Two other pretty findings from their article:
224,000,000,000,525,535, or TWO HUNDRED TWENTY-FOUR QUADRILLION FIVE HUNDRED TWENTY-FIVE THOUSAND FIVE HUNDRED THIRTY-FIVE, produces a “growing/melting” snowball:
And 520,636,000,000,757,000, or FIVE HUNDRED TWENTY QUADRILLION SIX HUNDRED THIRTY-SIX TRILLION SEVEN HUNDRED FIFTY-SEVEN THOUSAND, produces the first 18 digits of π:
“This idea can also be applied to arbitrary text, not just number names,” they write. “Can you find a sentence in Moby Dick or Pride and Prejudice whose letter distribution is a snowball or is interesting in some other way? Such possibilities are left for future consideration.”
(Eric Harshbarger and Mike Keith, “Number Names With a Snowball Letter Distribution,” Word Ways, November 2012.)

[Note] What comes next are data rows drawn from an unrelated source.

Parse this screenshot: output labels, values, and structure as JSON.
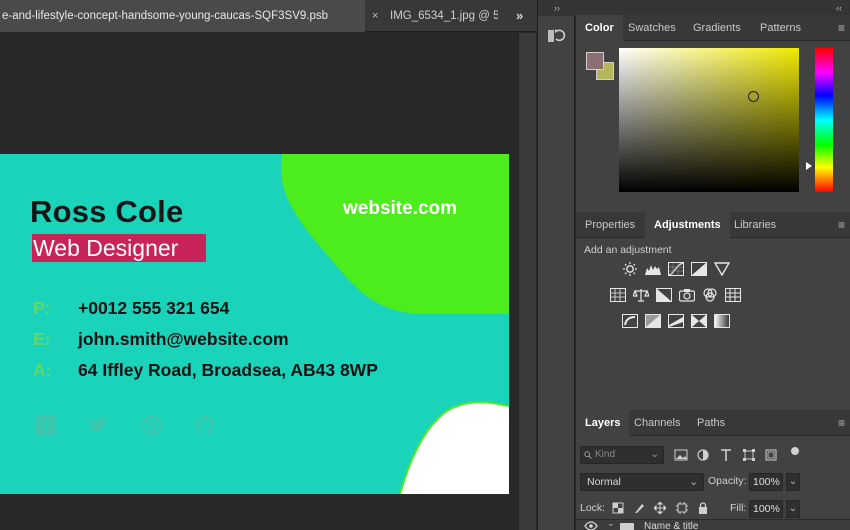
{
  "document_tabs": {
    "active_tab": "e-and-lifestyle-concept-handsome-young-caucas-SQF3SV9.psb",
    "second_tab": "IMG_6534_1.jpg @ 5",
    "close_glyph": "×",
    "more_glyph": "»"
  },
  "panels_header": {
    "collapse_glyph": "‹‹"
  },
  "dock": {
    "header_glyph": "››",
    "history_icon": "history-brush-icon"
  },
  "color_panel": {
    "tabs": [
      "Color",
      "Swatches",
      "Gradients",
      "Patterns"
    ],
    "active_tab": "Color",
    "menu_glyph": "≡",
    "foreground_color": "#8c6f73",
    "background_color": "#b6b65a",
    "hue_color": "#f1ea00"
  },
  "adjustments_panel": {
    "tabs": [
      "Properties",
      "Adjustments",
      "Libraries"
    ],
    "active_tab": "Adjustments",
    "menu_glyph": "≡",
    "label": "Add an adjustment",
    "icons_row1": [
      "brightness-icon",
      "levels-icon",
      "curves-icon",
      "exposure-icon",
      "vibrance-icon"
    ],
    "icons_row2": [
      "hue-saturation-icon",
      "color-balance-icon",
      "black-white-icon",
      "photo-filter-icon",
      "channel-mixer-icon",
      "color-lookup-icon"
    ],
    "icons_row3": [
      "invert-icon",
      "posterize-icon",
      "threshold-icon",
      "selective-color-icon",
      "gradient-map-icon"
    ]
  },
  "layers_panel": {
    "tabs": [
      "Layers",
      "Channels",
      "Paths"
    ],
    "active_tab": "Layers",
    "menu_glyph": "≡",
    "kind_placeholder": "Kind",
    "blend_mode": "Normal",
    "opacity_label": "Opacity:",
    "opacity_value": "100%",
    "lock_label": "Lock:",
    "fill_label": "Fill:",
    "fill_value": "100%",
    "chevron_glyph": "⌄",
    "visible_layer_name": "Name & title"
  },
  "business_card": {
    "name": "Ross Cole",
    "role": "Web Designer",
    "website": "website.com",
    "contacts": [
      {
        "key": "P:",
        "value": "+0012 555 321 654"
      },
      {
        "key": "E:",
        "value": "john.smith@website.com"
      },
      {
        "key": "A:",
        "value": "64  Iffley Road, Broadsea, AB43 8WP"
      }
    ],
    "socials": [
      "facebook-icon",
      "twitter-icon",
      "dribbble-icon",
      "github-icon"
    ],
    "colors": {
      "base": "#1ad3bb",
      "blob": "#4ded1d",
      "white_shape": "#ffffff",
      "role_highlight": "#c9245a",
      "key_letters": "#63d86a"
    }
  }
}
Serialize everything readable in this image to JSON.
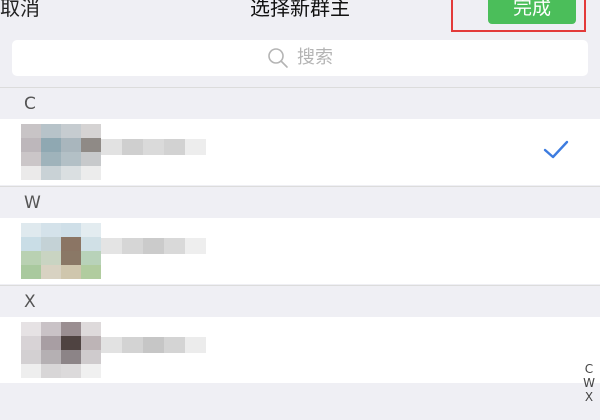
{
  "header": {
    "cancel_label": "取消",
    "title": "选择新群主",
    "done_label": "完成"
  },
  "search": {
    "placeholder": "搜索"
  },
  "sections": [
    {
      "label": "C"
    },
    {
      "label": "W"
    },
    {
      "label": "X"
    }
  ],
  "contacts": [
    {
      "section": "C",
      "selected": true
    },
    {
      "section": "W",
      "selected": false
    },
    {
      "section": "X",
      "selected": false
    }
  ],
  "index_bar": [
    "C",
    "W",
    "X"
  ],
  "colors": {
    "done_button": "#4bbe5a",
    "highlight_border": "#e33a3a",
    "checkmark": "#3d7ce0",
    "background": "#efeff4"
  }
}
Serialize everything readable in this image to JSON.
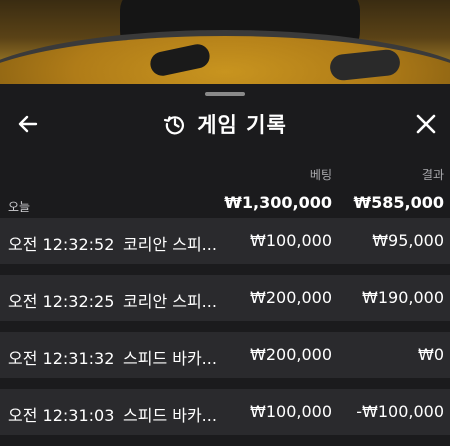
{
  "header": {
    "title": "게임 기록",
    "back_icon": "arrow-left-icon",
    "history_icon": "history-icon",
    "close_icon": "close-icon"
  },
  "columns": {
    "bet": "베팅",
    "result": "결과"
  },
  "summary": {
    "label": "오늘",
    "bet": "₩1,300,000",
    "result": "₩585,000"
  },
  "rows": [
    {
      "time": "오전 12:32:52",
      "game": "코리안 스피...",
      "bet": "₩100,000",
      "result": "₩95,000"
    },
    {
      "time": "오전 12:32:25",
      "game": "코리안 스피...",
      "bet": "₩200,000",
      "result": "₩190,000"
    },
    {
      "time": "오전 12:31:32",
      "game": "스피드 바카...",
      "bet": "₩200,000",
      "result": "₩0"
    },
    {
      "time": "오전 12:31:03",
      "game": "스피드 바카...",
      "bet": "₩100,000",
      "result": "-₩100,000"
    }
  ]
}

adj. half again as large
adj. not tall
Born in 1915, giant Henry M. Mullins partnered with Tommy Lowe and little Stanley Rosinski to form the vaudeville act Lowe, Hite and Stanley. Of Mullins, who stood 7’6-3/4″ and weighed 280 pounds, doctor Charles D. Humberd said, “It is indeed amazing to watch so vast a personage doing a whirlwind acrobatic act. … He dances, fast and furiously, and engages in a comedy knock-about ‘business’ that would be found strenuous by any trained ‘Physical culturist.’ … He is alert, intelligent, well read, affable and friendly.” The act continued until Rosinski’s death in 1962.